SOURCE DATA:
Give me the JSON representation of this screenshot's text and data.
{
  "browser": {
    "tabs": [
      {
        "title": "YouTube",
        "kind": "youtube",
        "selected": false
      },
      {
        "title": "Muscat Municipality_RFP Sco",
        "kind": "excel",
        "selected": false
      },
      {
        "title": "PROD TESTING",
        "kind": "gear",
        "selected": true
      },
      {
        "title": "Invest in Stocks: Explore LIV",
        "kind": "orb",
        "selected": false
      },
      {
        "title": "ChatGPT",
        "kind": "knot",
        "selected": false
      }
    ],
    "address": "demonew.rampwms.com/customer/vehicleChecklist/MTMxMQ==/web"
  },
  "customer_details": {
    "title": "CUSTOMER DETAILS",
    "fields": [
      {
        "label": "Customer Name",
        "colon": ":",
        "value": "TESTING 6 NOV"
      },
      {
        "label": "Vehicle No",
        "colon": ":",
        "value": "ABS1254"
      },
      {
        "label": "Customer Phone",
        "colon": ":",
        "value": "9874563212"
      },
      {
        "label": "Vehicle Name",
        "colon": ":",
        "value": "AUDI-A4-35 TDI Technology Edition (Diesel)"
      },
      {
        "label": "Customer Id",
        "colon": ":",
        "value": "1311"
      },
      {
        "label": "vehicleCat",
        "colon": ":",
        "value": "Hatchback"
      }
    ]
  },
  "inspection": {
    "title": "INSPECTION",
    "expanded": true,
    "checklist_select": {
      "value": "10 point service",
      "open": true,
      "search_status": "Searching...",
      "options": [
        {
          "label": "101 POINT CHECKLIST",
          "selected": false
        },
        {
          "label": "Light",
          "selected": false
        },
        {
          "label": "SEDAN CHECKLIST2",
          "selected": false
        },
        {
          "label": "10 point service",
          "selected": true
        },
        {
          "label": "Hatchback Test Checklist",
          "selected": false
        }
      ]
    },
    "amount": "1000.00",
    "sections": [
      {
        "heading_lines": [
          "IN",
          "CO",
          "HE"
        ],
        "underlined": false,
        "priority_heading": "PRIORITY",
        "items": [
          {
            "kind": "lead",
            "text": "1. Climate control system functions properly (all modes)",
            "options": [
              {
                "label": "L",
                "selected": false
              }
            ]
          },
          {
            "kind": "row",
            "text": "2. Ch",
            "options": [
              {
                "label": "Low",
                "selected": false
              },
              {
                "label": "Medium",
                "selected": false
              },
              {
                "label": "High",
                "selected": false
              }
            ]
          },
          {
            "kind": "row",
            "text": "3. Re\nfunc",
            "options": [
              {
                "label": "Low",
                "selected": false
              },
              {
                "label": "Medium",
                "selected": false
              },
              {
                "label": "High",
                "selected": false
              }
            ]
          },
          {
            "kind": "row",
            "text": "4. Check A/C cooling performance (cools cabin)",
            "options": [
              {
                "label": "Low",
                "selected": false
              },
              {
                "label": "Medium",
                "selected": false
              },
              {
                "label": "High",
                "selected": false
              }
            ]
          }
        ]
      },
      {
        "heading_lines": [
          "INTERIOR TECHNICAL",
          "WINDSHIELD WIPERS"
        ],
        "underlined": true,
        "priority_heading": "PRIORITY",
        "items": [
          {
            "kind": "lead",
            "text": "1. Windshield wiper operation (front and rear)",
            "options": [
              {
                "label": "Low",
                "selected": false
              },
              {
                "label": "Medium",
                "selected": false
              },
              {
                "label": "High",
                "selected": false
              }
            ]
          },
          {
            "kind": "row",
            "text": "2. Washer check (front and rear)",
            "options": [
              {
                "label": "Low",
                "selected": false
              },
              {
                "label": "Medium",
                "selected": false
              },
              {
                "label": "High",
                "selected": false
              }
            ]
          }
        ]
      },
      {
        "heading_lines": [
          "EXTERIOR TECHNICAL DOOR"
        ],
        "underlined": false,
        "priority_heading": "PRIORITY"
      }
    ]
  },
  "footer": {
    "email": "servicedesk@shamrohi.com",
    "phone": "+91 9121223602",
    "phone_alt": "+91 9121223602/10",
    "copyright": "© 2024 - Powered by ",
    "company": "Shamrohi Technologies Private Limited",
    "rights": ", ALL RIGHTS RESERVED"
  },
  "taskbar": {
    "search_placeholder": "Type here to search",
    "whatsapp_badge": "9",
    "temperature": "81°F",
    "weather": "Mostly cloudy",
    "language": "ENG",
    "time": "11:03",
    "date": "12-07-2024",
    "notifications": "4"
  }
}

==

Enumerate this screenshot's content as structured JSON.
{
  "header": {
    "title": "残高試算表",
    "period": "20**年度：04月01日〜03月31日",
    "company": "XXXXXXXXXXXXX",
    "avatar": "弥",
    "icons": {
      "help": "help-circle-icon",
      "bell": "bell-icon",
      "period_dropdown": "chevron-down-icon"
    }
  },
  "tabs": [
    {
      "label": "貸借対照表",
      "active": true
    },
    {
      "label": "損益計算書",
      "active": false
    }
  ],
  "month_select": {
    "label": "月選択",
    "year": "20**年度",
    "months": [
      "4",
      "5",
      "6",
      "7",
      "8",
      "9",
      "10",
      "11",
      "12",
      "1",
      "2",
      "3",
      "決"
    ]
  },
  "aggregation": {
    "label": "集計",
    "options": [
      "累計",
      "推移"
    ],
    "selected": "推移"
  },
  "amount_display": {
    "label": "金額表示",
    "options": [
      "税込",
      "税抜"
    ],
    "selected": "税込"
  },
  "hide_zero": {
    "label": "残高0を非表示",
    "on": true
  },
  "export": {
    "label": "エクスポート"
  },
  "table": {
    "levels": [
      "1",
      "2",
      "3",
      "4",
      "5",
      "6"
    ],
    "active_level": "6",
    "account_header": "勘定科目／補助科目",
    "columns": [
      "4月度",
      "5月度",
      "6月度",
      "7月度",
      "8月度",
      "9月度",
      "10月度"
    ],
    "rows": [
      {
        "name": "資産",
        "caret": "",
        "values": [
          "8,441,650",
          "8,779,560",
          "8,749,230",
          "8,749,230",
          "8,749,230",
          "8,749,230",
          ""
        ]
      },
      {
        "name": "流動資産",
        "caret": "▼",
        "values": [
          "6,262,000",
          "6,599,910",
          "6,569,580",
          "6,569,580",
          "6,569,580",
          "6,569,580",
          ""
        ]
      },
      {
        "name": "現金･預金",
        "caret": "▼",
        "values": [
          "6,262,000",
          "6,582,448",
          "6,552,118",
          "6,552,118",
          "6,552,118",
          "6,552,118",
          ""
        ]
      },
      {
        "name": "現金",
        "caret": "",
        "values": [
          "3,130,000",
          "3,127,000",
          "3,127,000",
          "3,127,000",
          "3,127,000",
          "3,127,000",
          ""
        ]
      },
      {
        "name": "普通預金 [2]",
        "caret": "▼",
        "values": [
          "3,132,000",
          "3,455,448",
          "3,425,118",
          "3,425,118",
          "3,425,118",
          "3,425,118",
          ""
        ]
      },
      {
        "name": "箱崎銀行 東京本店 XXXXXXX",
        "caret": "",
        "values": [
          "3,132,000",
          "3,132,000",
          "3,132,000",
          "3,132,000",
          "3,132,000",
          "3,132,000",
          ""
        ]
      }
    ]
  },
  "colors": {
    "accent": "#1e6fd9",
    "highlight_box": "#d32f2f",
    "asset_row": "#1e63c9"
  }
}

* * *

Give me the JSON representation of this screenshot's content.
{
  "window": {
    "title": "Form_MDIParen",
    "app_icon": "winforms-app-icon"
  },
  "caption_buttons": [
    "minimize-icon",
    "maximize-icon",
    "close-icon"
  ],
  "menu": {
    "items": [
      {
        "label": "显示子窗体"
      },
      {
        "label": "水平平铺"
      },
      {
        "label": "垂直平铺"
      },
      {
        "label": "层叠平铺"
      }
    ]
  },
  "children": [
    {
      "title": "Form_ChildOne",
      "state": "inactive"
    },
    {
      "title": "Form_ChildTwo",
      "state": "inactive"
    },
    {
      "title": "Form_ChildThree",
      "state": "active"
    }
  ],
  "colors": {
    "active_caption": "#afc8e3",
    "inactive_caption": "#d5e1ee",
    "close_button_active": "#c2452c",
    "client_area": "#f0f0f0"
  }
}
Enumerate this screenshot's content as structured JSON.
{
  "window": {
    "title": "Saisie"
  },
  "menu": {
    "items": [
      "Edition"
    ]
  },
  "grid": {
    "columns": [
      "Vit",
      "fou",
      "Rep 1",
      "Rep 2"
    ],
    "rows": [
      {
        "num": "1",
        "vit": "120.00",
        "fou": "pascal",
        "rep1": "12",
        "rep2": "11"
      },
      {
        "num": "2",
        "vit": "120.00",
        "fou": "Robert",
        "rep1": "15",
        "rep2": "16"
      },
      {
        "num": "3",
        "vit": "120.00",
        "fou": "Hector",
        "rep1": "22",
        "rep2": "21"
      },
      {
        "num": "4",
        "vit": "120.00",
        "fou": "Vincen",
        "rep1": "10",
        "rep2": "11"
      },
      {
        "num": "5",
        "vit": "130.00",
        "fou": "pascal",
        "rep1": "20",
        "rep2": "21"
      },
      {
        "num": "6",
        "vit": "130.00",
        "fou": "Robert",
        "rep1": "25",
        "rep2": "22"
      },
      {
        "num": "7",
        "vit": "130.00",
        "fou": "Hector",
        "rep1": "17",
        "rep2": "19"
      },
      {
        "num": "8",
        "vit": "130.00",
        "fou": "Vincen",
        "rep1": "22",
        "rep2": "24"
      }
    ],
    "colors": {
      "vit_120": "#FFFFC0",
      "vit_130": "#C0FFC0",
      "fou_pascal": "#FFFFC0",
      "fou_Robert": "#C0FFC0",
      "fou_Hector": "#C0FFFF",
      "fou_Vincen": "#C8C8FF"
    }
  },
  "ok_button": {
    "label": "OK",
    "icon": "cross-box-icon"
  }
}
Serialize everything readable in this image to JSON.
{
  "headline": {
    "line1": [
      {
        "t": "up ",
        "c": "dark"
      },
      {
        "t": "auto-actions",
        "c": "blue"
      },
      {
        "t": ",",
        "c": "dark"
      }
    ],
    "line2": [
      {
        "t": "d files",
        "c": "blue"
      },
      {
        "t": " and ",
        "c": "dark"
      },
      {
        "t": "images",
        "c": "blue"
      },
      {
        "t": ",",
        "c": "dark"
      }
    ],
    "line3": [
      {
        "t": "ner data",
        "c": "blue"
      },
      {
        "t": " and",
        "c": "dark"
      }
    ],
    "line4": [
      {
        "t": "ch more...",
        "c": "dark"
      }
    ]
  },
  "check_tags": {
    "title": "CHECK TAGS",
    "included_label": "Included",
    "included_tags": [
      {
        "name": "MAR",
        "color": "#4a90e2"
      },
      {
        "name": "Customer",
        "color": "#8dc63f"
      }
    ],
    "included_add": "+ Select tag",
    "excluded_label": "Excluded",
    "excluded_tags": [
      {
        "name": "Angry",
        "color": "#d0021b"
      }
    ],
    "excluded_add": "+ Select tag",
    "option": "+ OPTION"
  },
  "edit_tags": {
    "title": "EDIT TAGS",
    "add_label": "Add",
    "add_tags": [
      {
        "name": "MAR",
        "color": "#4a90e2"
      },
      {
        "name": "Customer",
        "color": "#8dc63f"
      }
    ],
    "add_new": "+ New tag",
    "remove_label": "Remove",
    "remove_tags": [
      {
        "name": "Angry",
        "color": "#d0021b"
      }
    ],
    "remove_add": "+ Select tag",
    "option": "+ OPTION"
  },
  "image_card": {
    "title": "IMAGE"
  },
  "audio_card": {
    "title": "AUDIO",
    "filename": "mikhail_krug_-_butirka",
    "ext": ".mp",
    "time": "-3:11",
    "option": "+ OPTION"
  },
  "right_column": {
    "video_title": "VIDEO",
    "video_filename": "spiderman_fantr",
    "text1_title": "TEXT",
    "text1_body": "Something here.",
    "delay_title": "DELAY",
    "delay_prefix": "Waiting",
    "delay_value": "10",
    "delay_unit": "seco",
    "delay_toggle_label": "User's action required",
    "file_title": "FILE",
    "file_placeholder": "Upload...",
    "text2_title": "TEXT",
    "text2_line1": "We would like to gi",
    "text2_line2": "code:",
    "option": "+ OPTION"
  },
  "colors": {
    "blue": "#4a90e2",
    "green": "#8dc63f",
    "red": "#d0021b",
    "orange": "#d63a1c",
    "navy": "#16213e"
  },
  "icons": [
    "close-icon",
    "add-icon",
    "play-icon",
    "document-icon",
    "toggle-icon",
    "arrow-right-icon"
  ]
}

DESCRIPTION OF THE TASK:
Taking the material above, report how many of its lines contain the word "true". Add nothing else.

ANSWER TO THE PROBLEM:
7